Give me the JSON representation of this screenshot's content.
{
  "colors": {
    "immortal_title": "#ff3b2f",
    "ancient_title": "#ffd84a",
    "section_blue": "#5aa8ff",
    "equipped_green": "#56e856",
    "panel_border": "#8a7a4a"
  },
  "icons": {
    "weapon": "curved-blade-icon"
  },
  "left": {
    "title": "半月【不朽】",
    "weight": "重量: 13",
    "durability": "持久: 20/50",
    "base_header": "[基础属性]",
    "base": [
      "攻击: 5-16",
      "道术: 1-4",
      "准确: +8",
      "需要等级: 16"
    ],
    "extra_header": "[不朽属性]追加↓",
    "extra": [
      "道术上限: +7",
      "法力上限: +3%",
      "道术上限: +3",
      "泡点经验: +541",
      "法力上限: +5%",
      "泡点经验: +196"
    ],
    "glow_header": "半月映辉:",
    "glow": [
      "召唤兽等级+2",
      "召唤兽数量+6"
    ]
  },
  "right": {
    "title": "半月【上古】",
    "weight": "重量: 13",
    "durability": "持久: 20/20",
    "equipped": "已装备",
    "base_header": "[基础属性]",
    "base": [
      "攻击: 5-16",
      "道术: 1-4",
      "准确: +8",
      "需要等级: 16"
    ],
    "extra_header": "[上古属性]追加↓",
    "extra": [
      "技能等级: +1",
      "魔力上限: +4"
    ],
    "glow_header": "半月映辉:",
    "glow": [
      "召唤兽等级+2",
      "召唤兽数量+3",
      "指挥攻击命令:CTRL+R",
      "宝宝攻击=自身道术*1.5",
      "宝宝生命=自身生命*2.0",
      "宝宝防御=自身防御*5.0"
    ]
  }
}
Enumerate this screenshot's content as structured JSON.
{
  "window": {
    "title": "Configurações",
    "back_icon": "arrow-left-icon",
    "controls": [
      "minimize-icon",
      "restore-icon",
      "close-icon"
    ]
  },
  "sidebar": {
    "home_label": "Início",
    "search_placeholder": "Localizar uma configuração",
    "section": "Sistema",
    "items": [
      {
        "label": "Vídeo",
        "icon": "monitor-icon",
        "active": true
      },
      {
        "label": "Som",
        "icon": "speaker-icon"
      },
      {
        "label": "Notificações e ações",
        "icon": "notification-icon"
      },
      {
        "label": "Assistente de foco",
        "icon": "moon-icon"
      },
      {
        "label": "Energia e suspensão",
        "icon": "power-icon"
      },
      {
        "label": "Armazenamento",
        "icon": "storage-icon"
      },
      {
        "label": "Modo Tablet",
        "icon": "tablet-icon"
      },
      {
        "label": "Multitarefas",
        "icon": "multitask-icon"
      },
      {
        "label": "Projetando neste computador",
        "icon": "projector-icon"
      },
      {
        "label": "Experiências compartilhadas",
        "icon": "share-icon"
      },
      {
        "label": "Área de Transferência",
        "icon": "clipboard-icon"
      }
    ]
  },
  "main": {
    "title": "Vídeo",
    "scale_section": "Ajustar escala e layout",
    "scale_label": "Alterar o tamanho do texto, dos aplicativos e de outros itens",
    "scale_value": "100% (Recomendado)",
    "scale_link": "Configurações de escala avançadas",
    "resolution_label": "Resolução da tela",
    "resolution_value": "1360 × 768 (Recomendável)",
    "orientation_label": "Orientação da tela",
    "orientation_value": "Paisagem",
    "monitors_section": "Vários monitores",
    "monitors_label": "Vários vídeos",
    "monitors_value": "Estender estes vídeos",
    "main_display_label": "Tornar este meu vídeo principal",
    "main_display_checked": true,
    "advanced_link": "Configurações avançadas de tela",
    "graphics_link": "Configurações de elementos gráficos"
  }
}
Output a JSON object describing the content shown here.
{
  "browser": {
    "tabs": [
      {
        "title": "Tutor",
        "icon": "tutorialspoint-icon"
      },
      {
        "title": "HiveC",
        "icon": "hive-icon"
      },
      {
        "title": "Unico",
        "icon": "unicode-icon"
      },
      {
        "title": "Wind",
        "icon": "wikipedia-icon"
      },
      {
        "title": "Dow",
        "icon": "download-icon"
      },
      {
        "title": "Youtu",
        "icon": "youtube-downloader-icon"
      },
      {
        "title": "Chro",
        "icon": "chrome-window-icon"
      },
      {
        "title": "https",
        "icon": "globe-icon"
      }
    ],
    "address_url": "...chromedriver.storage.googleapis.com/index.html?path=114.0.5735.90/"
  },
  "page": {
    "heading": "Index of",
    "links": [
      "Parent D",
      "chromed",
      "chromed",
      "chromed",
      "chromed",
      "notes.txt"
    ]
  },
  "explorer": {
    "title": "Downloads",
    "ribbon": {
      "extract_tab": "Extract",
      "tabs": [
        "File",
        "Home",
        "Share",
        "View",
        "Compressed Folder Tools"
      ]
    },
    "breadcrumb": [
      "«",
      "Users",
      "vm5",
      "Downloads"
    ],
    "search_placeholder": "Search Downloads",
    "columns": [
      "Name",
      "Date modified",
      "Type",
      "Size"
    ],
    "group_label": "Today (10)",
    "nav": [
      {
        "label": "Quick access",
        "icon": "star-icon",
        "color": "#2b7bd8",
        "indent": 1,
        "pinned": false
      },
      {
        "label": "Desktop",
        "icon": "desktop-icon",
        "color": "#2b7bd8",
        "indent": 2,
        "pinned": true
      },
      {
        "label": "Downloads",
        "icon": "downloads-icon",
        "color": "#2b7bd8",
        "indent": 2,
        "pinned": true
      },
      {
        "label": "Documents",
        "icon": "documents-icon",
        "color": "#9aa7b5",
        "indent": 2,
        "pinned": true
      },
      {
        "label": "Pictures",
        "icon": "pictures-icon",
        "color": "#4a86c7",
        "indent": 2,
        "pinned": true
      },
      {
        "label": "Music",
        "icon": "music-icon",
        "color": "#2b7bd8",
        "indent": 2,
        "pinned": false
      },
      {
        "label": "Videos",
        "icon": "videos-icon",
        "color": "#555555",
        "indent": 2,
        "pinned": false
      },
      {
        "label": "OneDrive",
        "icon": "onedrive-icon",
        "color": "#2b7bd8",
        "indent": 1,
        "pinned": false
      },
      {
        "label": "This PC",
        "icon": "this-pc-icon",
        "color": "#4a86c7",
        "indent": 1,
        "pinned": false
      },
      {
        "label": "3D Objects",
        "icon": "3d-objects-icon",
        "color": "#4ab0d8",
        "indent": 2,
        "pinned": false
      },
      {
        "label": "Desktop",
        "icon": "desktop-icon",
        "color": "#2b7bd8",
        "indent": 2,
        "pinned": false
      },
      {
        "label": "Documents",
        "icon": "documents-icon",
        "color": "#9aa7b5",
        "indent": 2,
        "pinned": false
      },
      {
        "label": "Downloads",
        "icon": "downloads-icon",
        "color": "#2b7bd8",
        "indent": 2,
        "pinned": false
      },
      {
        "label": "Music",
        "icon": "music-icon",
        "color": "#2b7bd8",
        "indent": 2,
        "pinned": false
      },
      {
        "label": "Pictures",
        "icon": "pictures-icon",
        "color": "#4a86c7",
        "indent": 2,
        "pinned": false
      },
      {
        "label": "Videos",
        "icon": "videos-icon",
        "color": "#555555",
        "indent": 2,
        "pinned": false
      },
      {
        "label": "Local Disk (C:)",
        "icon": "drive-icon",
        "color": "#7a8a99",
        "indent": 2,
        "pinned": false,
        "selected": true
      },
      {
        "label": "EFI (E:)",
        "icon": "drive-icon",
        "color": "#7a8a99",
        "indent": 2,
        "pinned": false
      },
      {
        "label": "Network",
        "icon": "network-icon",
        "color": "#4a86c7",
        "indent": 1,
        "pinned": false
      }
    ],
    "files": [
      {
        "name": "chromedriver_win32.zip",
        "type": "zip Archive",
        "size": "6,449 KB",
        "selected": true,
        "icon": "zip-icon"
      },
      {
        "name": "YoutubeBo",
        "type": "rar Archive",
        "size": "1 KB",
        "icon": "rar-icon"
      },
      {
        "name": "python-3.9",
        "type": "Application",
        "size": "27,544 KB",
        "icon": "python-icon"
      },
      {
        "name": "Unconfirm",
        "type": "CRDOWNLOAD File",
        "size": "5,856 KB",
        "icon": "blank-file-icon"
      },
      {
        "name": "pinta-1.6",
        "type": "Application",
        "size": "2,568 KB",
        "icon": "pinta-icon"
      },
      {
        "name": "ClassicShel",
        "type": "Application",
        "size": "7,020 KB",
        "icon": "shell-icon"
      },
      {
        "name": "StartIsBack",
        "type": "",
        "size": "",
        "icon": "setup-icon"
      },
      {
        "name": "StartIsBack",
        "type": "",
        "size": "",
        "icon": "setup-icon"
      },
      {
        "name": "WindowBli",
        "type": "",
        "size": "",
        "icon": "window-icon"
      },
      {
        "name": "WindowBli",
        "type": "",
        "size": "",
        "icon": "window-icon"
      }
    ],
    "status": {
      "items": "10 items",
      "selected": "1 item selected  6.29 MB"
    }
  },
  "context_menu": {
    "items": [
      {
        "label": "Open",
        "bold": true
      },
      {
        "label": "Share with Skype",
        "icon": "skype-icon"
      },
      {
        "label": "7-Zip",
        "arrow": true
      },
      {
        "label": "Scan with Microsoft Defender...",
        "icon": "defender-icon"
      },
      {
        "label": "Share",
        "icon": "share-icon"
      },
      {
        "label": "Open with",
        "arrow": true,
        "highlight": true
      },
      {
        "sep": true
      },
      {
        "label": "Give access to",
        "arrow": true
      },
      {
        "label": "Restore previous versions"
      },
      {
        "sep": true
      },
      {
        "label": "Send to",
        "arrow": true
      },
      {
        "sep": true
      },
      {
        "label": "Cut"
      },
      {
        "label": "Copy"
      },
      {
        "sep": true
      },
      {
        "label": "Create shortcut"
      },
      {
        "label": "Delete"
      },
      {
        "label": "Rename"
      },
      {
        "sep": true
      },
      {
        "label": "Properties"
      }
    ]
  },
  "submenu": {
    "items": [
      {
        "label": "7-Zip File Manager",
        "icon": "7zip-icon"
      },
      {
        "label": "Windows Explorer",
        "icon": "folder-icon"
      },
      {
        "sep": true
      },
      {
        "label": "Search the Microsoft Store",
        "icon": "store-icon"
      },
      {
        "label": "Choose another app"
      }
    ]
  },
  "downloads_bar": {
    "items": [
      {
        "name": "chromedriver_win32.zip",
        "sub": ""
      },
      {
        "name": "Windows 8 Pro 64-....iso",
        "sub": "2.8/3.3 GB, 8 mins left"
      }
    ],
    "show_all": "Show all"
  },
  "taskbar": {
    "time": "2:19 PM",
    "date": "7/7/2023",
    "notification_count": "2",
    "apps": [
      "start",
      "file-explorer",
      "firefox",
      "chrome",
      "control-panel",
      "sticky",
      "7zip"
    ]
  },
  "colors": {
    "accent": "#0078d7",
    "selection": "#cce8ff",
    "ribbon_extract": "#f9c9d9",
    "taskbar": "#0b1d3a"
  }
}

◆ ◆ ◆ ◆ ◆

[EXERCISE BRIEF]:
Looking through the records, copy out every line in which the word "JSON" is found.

[OUTPUT]:
Give me the JSON representation of this screenshot's content.
Enumerate this screenshot's content as structured JSON.
Output a JSON object describing the content shown here.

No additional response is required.